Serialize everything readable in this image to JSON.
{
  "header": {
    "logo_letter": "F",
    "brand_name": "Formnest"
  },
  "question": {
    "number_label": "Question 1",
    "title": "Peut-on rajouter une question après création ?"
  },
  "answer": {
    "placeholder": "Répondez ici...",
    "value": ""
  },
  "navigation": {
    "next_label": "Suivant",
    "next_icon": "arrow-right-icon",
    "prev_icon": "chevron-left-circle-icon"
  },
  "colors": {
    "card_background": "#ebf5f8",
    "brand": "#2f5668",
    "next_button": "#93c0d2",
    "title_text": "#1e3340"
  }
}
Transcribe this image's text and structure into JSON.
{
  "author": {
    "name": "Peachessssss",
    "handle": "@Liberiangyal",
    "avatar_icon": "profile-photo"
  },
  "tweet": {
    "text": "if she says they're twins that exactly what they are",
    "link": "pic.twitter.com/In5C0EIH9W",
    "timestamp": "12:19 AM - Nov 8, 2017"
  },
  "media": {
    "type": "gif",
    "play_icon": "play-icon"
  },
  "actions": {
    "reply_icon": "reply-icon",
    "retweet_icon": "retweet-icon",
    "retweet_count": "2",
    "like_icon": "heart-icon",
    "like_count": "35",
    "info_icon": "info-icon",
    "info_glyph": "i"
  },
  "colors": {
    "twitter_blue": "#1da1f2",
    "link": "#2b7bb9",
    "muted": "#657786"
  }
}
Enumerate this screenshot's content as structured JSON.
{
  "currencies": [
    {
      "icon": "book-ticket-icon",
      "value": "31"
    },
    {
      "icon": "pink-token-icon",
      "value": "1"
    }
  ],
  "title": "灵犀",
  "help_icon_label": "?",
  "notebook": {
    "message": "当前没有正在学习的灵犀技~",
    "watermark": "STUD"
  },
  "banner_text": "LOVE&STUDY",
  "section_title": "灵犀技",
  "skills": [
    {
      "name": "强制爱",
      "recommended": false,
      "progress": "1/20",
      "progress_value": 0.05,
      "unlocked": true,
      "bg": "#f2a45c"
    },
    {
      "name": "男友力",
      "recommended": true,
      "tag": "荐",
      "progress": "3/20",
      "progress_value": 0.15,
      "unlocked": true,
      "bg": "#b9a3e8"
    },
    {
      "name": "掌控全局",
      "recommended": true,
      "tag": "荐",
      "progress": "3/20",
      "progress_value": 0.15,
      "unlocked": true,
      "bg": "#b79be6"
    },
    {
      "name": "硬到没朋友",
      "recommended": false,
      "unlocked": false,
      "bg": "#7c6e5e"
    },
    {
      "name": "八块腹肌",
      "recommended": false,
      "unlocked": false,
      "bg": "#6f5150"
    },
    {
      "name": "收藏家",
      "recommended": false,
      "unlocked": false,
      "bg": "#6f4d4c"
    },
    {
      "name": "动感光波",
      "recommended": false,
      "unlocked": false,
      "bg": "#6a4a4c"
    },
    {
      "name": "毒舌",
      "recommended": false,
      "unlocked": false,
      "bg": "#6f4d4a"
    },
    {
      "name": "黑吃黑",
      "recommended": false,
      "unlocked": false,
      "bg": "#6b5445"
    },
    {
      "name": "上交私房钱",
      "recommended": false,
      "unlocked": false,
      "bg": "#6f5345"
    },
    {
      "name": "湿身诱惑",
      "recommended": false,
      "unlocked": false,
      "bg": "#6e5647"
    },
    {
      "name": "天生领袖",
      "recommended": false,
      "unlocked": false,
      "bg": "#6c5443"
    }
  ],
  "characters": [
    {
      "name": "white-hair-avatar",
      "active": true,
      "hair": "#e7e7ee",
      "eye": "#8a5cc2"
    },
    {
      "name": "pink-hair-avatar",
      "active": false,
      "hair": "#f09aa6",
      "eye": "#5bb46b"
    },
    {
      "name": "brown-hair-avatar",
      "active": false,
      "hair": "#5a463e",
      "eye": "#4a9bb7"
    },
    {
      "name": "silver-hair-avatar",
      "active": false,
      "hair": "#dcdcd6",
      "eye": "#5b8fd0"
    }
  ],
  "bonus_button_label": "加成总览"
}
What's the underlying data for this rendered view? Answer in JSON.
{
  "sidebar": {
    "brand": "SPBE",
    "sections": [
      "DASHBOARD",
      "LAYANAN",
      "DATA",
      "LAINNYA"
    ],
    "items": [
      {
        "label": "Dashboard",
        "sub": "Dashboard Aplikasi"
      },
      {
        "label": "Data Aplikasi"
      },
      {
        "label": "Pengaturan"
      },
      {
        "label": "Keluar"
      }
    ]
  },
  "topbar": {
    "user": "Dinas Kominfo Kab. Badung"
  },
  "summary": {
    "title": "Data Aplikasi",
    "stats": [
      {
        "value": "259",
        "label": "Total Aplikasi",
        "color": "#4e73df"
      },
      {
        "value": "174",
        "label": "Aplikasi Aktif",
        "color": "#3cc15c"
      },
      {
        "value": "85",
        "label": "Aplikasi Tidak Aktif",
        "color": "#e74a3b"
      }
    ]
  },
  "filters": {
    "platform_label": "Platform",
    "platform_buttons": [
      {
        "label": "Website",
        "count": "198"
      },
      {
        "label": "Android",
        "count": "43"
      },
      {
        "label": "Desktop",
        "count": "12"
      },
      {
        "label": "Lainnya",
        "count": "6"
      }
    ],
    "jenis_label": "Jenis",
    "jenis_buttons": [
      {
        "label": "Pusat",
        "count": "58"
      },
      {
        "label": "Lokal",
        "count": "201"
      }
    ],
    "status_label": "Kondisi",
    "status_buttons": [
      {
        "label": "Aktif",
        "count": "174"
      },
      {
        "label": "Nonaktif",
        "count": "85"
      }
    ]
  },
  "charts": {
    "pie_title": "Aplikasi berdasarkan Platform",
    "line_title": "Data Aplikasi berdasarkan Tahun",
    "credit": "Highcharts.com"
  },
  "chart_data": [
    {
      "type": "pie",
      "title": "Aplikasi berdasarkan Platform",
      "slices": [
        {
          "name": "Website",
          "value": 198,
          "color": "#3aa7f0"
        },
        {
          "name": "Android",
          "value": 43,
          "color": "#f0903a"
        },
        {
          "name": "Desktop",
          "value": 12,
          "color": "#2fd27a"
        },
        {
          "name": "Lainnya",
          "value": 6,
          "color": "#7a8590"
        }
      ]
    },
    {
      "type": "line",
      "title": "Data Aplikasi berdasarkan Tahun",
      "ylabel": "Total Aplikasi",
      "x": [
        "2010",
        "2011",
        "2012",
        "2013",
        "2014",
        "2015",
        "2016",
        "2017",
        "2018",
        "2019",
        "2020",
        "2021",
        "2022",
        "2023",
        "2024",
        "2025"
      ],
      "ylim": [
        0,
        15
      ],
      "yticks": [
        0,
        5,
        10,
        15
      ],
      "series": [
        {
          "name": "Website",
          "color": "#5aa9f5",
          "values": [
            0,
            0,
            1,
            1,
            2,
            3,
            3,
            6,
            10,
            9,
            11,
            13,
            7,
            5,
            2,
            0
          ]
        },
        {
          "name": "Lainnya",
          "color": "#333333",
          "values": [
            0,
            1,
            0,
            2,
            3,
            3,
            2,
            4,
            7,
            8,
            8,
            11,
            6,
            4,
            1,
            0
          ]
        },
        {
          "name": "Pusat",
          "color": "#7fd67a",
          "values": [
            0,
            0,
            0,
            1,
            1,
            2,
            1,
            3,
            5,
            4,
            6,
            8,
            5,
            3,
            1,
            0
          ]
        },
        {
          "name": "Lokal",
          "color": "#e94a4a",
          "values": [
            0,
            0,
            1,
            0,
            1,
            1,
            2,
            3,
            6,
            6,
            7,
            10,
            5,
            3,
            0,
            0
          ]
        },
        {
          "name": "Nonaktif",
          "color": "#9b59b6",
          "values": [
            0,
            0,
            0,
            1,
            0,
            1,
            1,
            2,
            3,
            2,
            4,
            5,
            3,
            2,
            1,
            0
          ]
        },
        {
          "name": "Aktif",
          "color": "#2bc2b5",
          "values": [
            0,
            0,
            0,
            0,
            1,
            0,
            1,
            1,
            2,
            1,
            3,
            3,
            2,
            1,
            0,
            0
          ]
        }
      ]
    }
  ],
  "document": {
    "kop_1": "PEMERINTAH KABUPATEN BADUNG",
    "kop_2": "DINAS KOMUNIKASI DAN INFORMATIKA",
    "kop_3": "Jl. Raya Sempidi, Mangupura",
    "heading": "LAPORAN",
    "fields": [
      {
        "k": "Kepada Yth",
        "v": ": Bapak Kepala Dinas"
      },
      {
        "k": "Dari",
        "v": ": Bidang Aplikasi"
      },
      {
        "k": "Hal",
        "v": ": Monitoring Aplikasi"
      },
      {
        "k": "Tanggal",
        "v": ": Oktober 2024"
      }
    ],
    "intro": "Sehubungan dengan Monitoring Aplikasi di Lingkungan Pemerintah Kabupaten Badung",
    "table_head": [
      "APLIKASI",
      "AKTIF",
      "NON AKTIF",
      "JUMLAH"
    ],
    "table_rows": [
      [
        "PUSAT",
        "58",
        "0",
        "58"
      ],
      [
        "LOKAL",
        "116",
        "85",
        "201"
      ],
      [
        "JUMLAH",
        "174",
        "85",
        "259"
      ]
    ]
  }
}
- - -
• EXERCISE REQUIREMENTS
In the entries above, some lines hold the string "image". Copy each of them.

• EXPECTED ANSWER
Serialize everything readable in this image to JSON.
Transcribe this image's text and structure into JSON.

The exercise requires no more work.